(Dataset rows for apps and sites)
----------
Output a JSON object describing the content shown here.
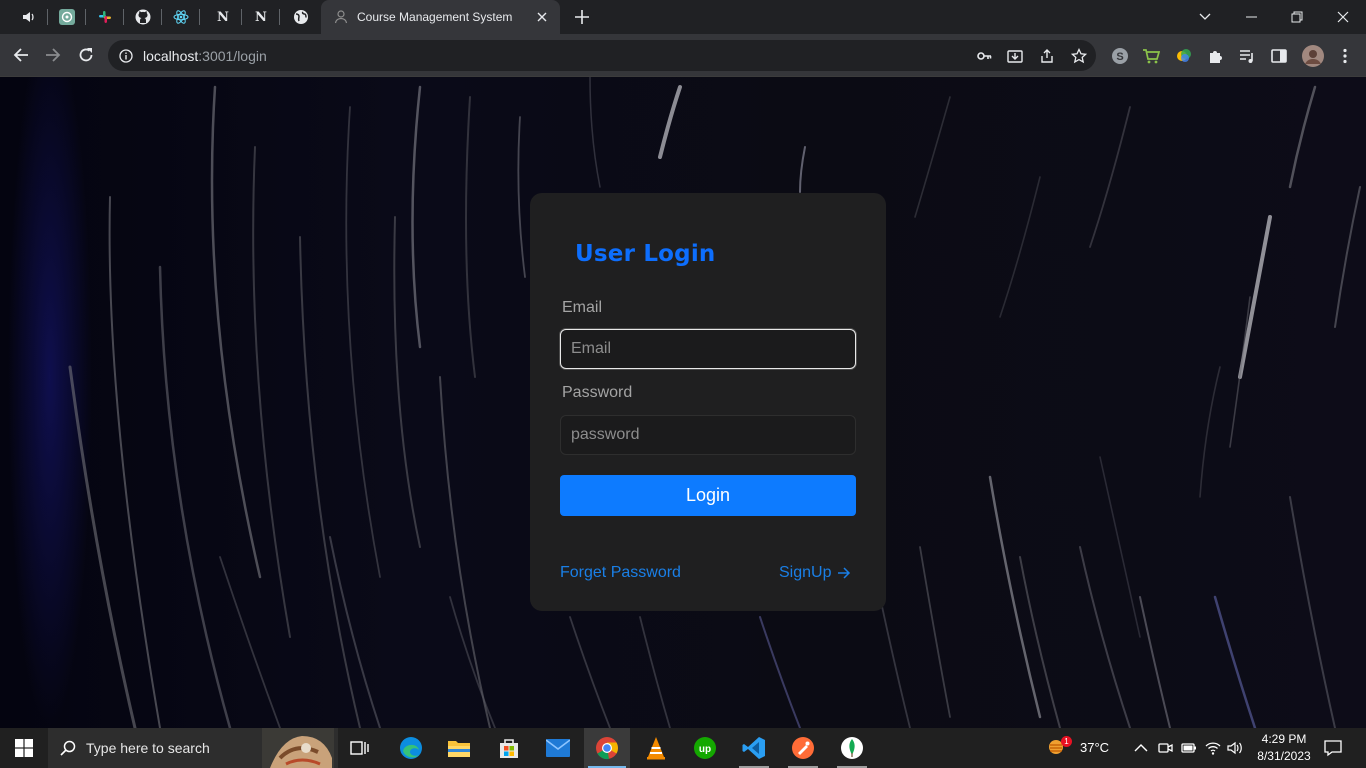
{
  "browser": {
    "active_tab_title": "Course Management System",
    "pinned_tabs": [
      "speaker-icon",
      "chatgpt-icon",
      "slack-icon",
      "github-icon",
      "react-icon",
      "notion-icon",
      "notion-icon",
      "globe-icon"
    ],
    "url_host": "localhost",
    "url_rest": ":3001/login"
  },
  "login": {
    "title": "User Login",
    "email_label": "Email",
    "email_placeholder": "Email",
    "password_label": "Password",
    "password_placeholder": "password",
    "login_button": "Login",
    "forget_password": "Forget Password",
    "signup": "SignUp"
  },
  "colors": {
    "accent": "#0d7bff",
    "title": "#0d6efd",
    "card": "#1f1f20"
  },
  "taskbar": {
    "search_placeholder": "Type here to search",
    "weather": "37°C",
    "weather_badge": "1",
    "time": "4:29 PM",
    "date": "8/31/2023"
  }
}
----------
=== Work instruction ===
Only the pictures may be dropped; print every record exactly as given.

=== Task response ===
Output a JSON object describing the content shown here.
{
  "browser": {
    "active_tab_title": "Course Management System",
    "pinned_tabs": [
      "speaker-icon",
      "chatgpt-icon",
      "slack-icon",
      "github-icon",
      "react-icon",
      "notion-icon",
      "notion-icon",
      "globe-icon"
    ],
    "url_host": "localhost",
    "url_rest": ":3001/login"
  },
  "login": {
    "title": "User Login",
    "email_label": "Email",
    "email_placeholder": "Email",
    "password_label": "Password",
    "password_placeholder": "password",
    "login_button": "Login",
    "forget_password": "Forget Password",
    "signup": "SignUp"
  },
  "colors": {
    "accent": "#0d7bff",
    "title": "#0d6efd",
    "card": "#1f1f20"
  },
  "taskbar": {
    "search_placeholder": "Type here to search",
    "weather": "37°C",
    "weather_badge": "1",
    "time": "4:29 PM",
    "date": "8/31/2023"
  }
}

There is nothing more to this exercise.